## EXERCISE GOAL
Look over the material for the string "ital". Copy every line where it turns up.

____

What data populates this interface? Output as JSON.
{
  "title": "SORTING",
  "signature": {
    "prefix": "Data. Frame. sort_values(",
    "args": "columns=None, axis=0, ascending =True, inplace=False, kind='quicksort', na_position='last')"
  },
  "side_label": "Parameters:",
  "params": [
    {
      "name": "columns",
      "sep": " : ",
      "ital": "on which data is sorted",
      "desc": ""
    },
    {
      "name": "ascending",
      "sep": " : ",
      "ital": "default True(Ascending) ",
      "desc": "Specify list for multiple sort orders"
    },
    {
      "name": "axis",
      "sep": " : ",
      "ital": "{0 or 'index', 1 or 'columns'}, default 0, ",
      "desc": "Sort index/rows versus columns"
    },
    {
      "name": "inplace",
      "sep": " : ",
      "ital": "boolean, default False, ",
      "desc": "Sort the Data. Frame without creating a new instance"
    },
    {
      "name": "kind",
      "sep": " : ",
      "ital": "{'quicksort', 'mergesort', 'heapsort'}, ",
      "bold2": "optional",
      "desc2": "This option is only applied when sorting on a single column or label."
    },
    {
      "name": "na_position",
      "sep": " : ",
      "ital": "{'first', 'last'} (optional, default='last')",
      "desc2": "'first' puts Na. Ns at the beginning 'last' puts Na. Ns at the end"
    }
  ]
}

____

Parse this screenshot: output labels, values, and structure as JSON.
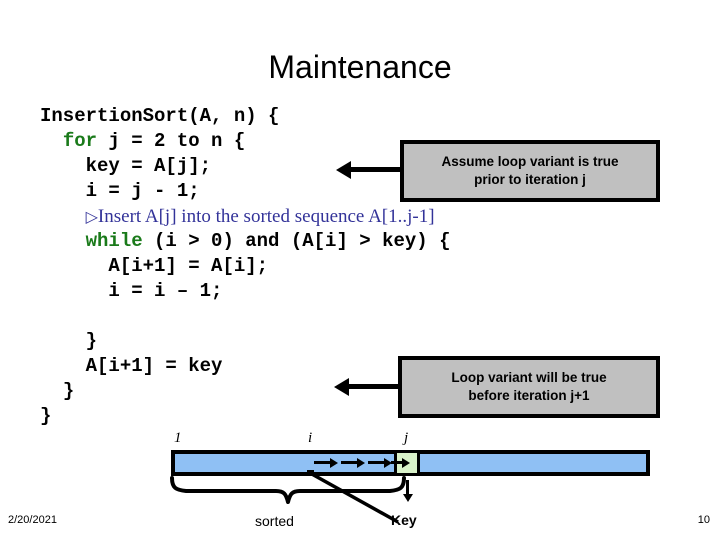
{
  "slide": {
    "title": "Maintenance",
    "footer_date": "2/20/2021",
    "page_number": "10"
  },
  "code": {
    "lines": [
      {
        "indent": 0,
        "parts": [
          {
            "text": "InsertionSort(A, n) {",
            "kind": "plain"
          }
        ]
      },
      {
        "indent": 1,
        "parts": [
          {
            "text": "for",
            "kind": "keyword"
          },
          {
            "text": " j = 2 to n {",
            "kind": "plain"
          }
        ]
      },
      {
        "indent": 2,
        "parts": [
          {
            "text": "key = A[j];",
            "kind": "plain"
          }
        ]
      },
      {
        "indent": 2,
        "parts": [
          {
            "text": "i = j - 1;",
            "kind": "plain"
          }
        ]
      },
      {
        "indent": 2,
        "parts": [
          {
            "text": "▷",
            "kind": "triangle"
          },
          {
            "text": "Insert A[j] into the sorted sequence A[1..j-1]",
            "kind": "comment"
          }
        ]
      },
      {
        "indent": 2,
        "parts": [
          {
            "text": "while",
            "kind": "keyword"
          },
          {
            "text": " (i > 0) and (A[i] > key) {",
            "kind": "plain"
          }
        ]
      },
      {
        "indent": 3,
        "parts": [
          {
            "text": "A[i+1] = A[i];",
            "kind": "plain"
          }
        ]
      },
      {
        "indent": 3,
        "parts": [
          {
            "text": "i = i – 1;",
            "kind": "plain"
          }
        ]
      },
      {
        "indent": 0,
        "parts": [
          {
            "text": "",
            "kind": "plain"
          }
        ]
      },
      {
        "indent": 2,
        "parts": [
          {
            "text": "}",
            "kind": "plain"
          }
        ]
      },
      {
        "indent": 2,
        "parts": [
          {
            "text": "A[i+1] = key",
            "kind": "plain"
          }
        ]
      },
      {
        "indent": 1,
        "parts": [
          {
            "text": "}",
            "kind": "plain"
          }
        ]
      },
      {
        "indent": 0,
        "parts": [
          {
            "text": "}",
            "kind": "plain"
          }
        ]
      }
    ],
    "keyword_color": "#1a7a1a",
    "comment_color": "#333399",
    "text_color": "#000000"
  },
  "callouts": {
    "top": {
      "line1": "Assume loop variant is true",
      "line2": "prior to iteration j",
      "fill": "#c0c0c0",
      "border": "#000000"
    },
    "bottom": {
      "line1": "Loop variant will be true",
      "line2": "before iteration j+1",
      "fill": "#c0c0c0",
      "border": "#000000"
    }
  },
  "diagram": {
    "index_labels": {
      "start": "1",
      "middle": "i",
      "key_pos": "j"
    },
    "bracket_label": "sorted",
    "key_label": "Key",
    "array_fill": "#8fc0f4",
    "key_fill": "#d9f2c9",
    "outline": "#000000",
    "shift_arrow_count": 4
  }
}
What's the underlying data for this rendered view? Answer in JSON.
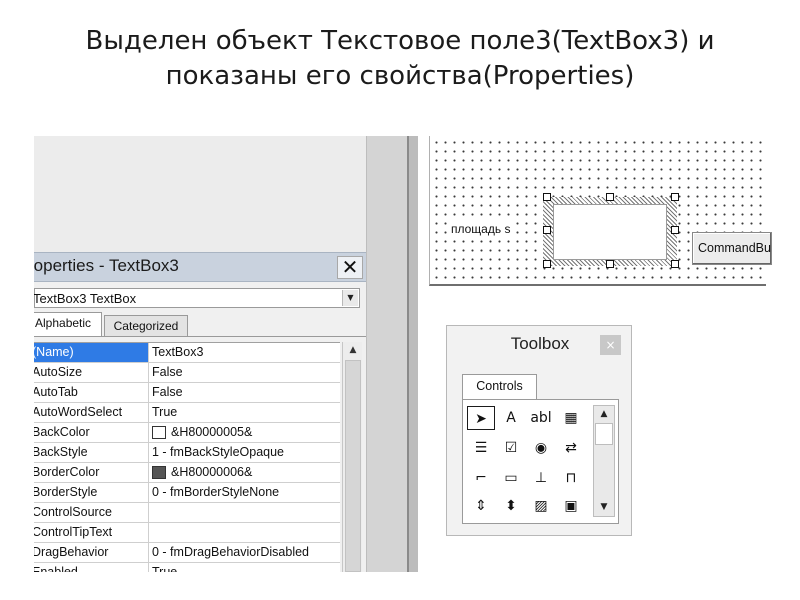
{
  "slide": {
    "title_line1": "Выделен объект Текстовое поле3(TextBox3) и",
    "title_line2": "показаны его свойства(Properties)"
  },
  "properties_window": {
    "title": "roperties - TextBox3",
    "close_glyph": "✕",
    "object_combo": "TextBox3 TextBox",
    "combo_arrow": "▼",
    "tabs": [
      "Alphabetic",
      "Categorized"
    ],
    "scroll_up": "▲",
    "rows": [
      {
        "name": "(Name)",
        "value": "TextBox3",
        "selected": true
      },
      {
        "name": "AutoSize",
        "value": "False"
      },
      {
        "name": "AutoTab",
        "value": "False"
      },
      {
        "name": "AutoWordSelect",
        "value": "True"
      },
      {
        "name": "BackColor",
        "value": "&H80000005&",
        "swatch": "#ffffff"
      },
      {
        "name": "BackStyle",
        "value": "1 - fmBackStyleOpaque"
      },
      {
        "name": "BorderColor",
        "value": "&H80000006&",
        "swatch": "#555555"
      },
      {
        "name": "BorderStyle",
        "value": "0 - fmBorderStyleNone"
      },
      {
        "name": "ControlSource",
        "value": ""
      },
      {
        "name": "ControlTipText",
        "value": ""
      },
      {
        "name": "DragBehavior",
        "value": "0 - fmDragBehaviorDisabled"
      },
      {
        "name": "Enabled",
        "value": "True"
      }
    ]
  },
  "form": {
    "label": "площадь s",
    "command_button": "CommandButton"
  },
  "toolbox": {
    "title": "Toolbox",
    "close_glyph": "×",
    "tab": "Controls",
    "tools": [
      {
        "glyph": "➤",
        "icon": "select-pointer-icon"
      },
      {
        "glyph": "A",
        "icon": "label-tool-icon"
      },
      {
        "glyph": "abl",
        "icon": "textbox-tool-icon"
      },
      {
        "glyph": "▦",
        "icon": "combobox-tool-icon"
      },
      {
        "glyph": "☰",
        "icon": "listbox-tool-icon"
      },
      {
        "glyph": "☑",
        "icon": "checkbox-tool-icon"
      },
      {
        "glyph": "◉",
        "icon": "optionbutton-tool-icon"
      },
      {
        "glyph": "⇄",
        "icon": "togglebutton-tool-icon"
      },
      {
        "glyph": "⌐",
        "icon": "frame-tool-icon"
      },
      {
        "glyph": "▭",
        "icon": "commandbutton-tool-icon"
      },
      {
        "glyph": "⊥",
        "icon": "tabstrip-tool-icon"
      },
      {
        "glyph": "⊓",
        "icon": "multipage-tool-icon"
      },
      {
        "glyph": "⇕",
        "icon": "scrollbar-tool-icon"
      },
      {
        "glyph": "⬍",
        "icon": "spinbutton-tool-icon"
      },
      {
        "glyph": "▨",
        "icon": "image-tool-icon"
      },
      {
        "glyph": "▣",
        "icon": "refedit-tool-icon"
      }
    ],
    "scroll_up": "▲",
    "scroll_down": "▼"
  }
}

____

## OUTPUT FOR THIS TASK
      "ital": "on which data is sorted",
      "ital": "default True(Ascending) ",
      "ital": "{0 or 'index', 1 or 'columns'}, default 0, ",
      "ital": "boolean, default False, ",
      "ital": "{'quicksort', 'mergesort', 'heapsort'}, ",
      "ital": "{'first', 'last'} (optional, default='last')",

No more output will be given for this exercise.